### WORK INSTRUCTIONS
In the entries below, filter for the word "JSON" and copy every matching line.

INPUT FOR THIS TASK Block Start

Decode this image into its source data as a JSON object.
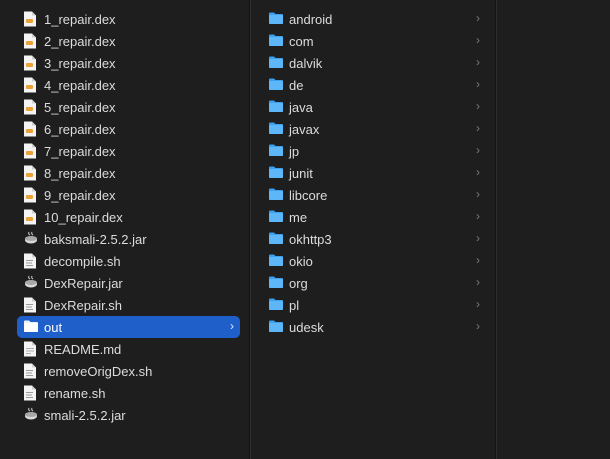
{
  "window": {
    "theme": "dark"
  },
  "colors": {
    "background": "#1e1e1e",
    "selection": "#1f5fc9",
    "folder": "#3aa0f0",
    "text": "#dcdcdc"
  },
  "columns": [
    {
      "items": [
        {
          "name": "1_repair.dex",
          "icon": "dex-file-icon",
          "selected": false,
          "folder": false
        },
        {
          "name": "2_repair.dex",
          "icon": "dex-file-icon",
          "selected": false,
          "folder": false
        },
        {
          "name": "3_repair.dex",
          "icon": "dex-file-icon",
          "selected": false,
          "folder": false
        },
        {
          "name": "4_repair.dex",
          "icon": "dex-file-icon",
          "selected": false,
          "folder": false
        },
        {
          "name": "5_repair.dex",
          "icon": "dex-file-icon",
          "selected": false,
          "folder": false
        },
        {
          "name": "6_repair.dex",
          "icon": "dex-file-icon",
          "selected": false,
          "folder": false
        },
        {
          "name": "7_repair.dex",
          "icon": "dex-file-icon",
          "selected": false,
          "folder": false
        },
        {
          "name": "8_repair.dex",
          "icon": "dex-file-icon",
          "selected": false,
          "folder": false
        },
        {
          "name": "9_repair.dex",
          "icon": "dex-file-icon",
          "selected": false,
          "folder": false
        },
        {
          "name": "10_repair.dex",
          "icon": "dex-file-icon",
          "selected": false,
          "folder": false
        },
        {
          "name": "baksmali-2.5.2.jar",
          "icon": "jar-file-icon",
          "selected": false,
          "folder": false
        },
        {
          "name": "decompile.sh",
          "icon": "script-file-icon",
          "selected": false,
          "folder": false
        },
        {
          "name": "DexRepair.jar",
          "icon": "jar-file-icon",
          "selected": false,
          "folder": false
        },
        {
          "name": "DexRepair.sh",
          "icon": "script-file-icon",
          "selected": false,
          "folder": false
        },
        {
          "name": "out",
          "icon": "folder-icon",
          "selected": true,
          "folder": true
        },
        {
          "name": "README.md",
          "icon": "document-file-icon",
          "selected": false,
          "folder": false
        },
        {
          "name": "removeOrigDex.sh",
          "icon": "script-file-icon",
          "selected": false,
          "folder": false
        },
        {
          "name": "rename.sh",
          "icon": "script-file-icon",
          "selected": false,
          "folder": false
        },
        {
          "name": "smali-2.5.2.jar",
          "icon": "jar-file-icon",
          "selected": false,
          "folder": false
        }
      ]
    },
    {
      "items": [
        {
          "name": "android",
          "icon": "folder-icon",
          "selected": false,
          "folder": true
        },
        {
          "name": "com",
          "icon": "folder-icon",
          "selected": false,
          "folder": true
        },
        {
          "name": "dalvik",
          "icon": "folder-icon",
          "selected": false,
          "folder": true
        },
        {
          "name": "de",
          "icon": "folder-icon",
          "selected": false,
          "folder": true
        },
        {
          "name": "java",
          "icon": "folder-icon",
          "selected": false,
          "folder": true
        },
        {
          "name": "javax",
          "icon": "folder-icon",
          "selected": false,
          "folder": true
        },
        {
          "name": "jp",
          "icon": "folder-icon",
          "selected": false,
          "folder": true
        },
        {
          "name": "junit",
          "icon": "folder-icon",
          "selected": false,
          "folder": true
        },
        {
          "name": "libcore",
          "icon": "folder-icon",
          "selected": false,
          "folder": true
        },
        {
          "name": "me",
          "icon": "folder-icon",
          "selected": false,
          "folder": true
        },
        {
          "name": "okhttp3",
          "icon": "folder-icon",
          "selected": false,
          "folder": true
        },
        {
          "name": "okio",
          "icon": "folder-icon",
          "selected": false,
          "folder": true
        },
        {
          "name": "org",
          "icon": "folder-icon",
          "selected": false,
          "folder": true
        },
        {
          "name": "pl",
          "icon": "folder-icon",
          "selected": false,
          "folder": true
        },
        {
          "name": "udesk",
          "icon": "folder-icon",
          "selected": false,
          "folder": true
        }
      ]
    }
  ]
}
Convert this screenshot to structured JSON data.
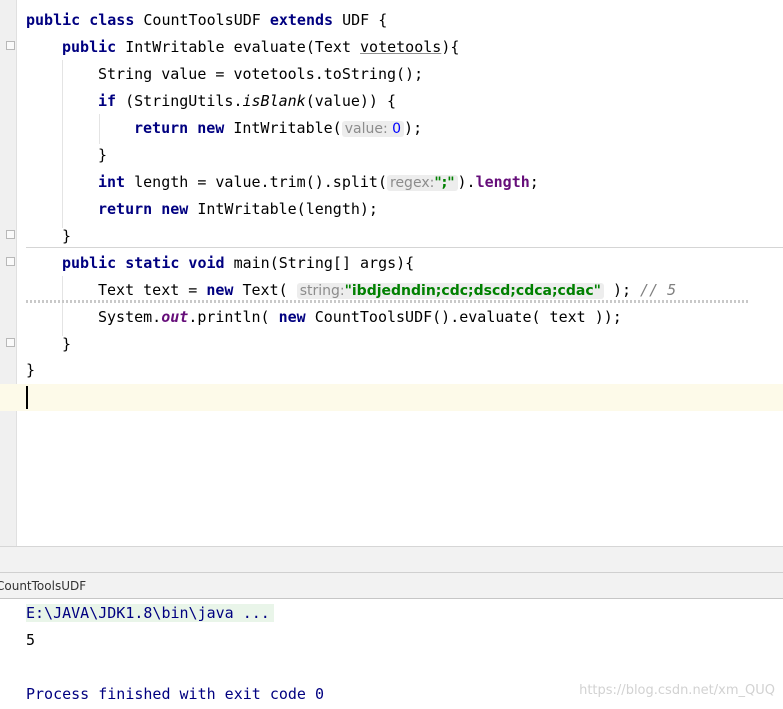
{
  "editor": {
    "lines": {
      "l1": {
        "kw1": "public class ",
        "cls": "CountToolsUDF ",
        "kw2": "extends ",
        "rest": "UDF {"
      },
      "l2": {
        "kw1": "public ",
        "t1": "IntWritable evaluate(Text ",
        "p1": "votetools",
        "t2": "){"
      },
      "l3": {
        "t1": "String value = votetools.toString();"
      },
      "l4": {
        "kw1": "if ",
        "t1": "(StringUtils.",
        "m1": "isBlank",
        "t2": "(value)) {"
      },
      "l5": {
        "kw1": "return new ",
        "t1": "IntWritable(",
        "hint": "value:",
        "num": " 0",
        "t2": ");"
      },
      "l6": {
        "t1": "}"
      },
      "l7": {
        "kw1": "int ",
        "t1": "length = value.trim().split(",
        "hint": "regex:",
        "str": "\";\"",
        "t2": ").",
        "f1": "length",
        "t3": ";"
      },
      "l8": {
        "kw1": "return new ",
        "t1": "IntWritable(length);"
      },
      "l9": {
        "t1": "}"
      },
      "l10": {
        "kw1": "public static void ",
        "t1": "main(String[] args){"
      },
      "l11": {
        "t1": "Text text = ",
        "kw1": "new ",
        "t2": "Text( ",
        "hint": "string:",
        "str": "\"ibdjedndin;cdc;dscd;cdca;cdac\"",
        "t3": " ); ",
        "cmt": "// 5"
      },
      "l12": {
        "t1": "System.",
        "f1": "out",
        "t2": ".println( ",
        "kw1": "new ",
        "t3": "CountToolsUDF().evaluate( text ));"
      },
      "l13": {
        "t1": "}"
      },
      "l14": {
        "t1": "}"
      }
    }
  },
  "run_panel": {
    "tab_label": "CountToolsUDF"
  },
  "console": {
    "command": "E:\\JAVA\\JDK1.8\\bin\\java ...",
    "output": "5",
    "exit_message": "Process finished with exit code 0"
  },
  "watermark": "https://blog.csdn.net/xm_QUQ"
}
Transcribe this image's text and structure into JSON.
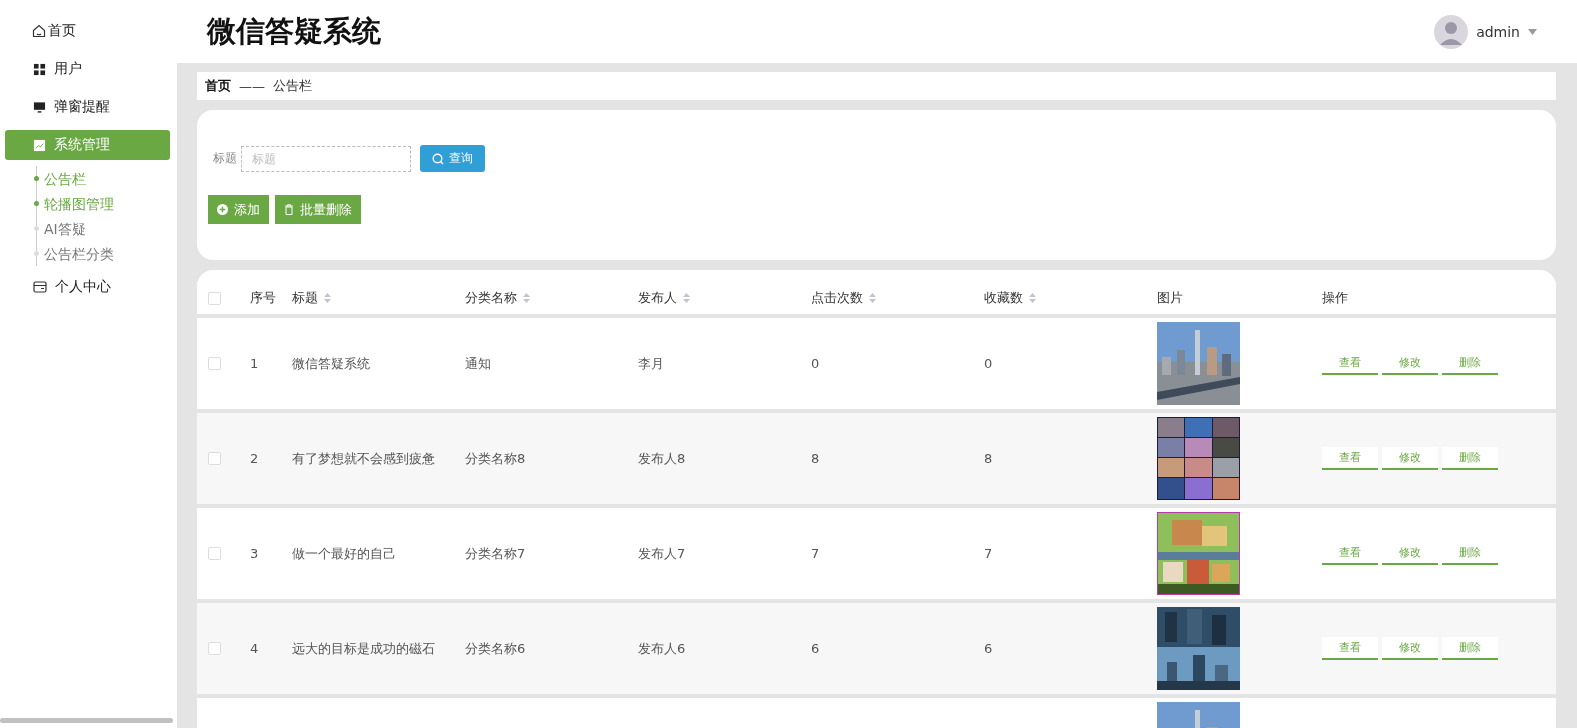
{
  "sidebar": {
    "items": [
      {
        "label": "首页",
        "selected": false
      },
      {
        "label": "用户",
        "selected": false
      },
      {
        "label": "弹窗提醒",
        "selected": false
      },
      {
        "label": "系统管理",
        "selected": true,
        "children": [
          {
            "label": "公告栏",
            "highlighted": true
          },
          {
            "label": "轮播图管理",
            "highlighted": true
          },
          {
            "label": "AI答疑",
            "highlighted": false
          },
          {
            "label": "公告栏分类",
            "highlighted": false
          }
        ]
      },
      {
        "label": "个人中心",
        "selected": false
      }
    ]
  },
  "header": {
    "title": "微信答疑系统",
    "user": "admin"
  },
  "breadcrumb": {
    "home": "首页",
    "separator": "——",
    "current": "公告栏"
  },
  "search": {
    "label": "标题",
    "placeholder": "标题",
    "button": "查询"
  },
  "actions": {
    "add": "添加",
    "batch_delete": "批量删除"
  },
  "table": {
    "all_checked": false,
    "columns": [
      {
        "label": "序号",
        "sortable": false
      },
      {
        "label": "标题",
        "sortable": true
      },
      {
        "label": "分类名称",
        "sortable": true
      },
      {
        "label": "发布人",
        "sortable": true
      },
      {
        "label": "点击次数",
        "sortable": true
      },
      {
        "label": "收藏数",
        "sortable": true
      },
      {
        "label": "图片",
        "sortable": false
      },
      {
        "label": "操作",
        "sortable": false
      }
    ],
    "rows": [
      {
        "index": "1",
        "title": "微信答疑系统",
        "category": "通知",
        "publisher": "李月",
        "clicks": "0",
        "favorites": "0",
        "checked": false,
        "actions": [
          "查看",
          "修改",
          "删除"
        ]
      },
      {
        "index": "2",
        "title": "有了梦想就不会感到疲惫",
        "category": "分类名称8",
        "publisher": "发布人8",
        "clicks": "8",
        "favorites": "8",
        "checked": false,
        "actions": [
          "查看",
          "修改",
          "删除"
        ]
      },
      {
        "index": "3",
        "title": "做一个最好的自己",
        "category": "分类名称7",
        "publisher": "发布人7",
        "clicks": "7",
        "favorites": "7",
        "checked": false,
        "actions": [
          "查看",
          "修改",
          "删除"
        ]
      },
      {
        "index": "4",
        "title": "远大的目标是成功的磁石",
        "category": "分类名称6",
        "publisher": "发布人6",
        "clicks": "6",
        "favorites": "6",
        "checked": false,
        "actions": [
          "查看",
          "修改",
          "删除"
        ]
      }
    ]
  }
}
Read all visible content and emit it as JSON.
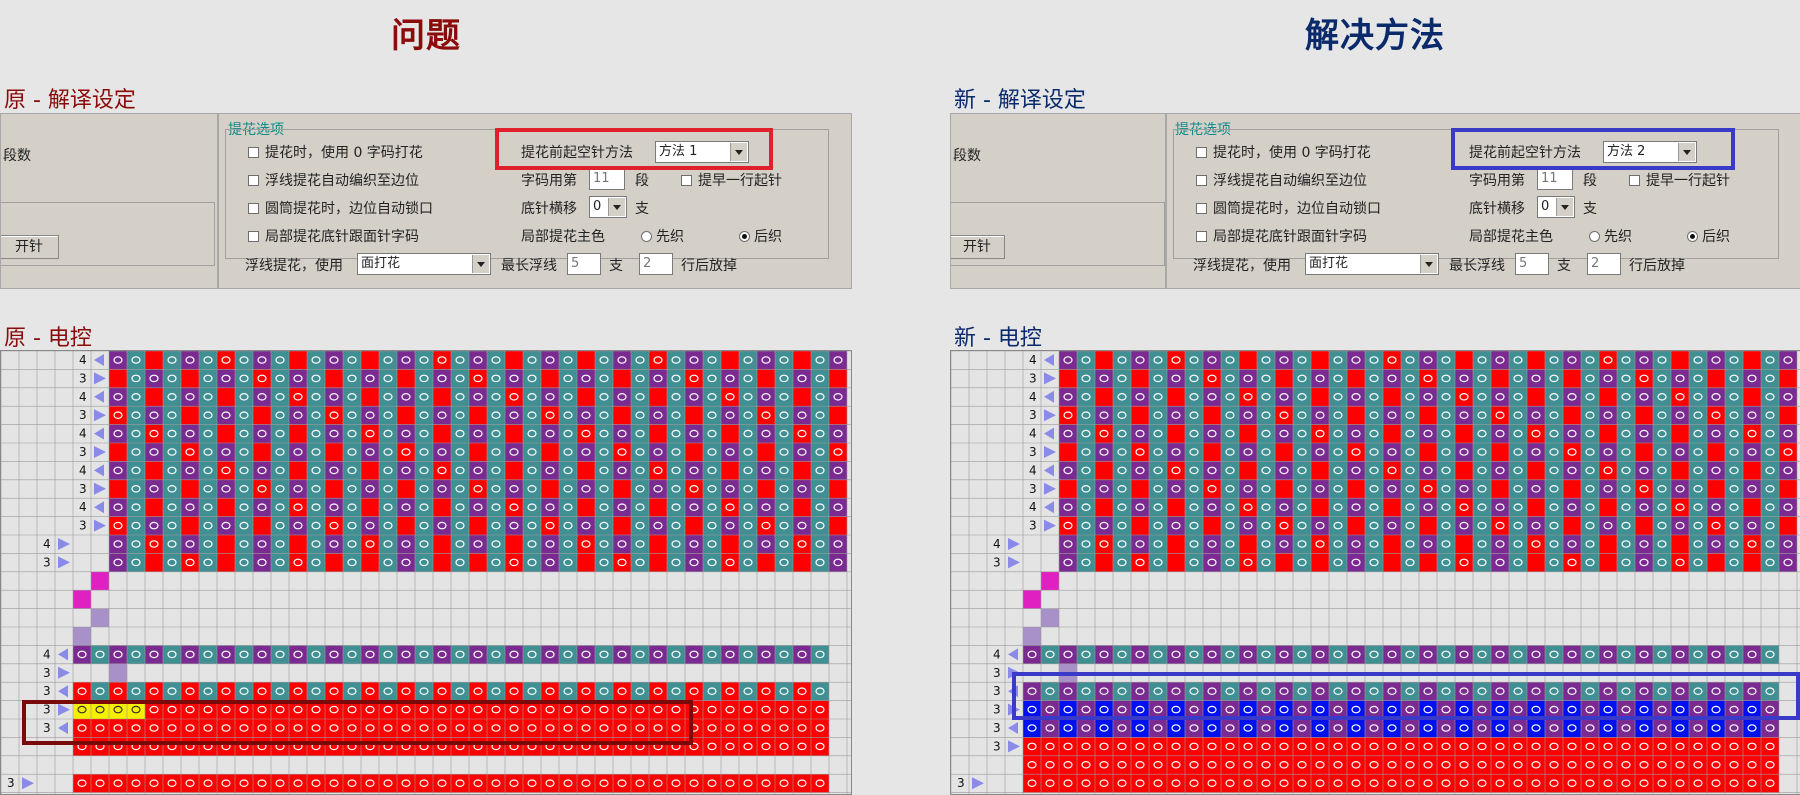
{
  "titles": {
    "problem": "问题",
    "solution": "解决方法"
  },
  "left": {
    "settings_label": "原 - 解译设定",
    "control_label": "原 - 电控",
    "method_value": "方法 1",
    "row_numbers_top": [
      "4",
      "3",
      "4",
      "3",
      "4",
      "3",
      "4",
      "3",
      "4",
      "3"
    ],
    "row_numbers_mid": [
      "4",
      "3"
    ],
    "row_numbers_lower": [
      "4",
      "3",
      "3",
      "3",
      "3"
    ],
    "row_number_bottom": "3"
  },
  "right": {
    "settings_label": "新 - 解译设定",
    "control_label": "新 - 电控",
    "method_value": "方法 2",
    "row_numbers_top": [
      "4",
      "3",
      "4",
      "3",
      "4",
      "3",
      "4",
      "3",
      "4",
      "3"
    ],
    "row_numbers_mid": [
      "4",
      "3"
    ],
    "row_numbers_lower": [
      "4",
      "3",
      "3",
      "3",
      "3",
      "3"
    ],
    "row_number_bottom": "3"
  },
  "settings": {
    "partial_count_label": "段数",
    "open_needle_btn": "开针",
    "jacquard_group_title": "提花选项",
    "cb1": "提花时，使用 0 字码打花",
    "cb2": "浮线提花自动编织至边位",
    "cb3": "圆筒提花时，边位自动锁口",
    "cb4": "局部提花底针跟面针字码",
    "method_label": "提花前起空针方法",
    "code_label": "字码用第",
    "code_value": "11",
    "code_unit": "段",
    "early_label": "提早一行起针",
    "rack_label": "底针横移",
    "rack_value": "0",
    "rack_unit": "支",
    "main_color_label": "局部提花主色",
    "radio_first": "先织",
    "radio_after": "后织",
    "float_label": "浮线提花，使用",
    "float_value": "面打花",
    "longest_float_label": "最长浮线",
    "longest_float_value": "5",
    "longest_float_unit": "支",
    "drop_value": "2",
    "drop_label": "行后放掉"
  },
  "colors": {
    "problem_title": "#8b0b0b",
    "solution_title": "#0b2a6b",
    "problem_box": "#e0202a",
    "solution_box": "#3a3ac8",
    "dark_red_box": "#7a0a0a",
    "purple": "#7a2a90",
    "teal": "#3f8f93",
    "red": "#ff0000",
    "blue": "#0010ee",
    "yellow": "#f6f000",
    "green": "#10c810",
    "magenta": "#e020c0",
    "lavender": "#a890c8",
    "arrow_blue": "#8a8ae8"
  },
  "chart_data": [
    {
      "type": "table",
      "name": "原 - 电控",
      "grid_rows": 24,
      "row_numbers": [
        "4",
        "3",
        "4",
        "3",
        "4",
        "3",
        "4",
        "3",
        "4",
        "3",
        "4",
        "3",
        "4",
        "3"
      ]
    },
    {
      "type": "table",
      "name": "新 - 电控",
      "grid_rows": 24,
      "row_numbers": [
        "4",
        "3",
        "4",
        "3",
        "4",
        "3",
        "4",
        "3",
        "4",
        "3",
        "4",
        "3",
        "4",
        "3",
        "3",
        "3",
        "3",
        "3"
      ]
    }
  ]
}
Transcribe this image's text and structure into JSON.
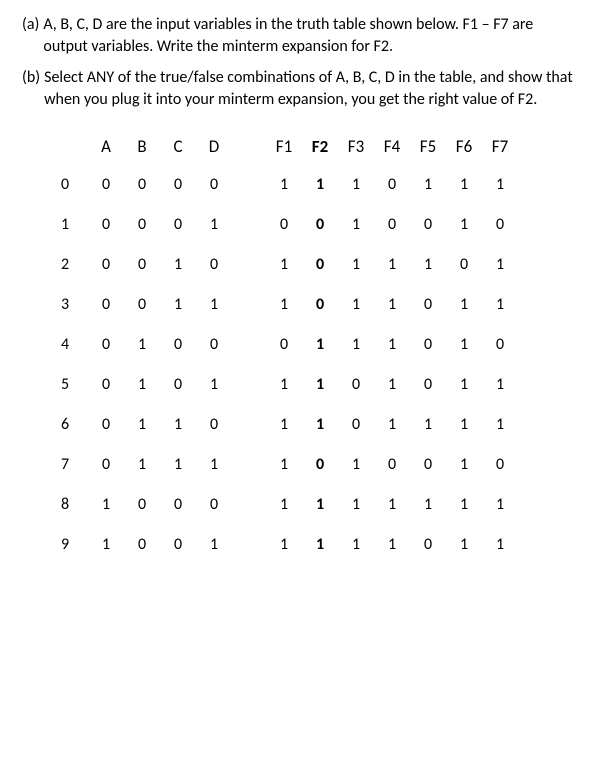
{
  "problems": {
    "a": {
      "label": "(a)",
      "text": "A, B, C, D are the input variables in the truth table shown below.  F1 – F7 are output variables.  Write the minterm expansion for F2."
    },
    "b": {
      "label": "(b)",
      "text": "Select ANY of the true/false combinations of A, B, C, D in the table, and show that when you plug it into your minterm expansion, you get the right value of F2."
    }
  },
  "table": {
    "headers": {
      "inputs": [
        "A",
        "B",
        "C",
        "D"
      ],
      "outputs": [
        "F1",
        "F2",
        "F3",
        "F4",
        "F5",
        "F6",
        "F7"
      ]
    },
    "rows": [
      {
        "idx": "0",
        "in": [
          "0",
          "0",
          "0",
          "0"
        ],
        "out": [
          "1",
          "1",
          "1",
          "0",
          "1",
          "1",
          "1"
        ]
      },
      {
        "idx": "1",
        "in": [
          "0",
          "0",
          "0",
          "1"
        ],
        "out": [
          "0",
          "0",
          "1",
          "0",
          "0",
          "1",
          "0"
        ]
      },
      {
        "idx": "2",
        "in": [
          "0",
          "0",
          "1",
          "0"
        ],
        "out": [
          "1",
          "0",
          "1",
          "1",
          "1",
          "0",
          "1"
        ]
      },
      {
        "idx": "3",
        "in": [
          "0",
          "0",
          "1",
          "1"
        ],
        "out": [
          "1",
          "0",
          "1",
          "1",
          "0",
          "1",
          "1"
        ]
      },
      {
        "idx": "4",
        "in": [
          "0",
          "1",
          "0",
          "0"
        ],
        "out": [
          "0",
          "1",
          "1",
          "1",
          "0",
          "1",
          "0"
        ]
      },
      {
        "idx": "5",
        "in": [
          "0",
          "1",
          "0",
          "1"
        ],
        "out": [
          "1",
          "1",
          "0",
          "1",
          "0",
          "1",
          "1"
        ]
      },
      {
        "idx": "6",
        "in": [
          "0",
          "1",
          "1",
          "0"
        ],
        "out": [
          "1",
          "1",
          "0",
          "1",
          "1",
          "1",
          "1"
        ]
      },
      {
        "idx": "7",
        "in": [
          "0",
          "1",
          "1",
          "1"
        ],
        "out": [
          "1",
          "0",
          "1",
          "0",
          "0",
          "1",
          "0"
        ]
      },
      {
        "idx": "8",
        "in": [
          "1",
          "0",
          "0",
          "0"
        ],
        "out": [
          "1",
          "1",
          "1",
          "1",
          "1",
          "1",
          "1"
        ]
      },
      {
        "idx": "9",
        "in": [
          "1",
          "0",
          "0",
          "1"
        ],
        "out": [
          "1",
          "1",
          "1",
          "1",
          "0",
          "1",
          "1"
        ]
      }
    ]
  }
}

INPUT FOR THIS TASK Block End

### TASK OUTPUT
Decode this image into its source data as a JSON object.
Convert this screenshot to structured JSON data.
Transcribe this image's text and structure into JSON.
Read all visible content and emit it as JSON.
Transcribe this image's text and structure into JSON.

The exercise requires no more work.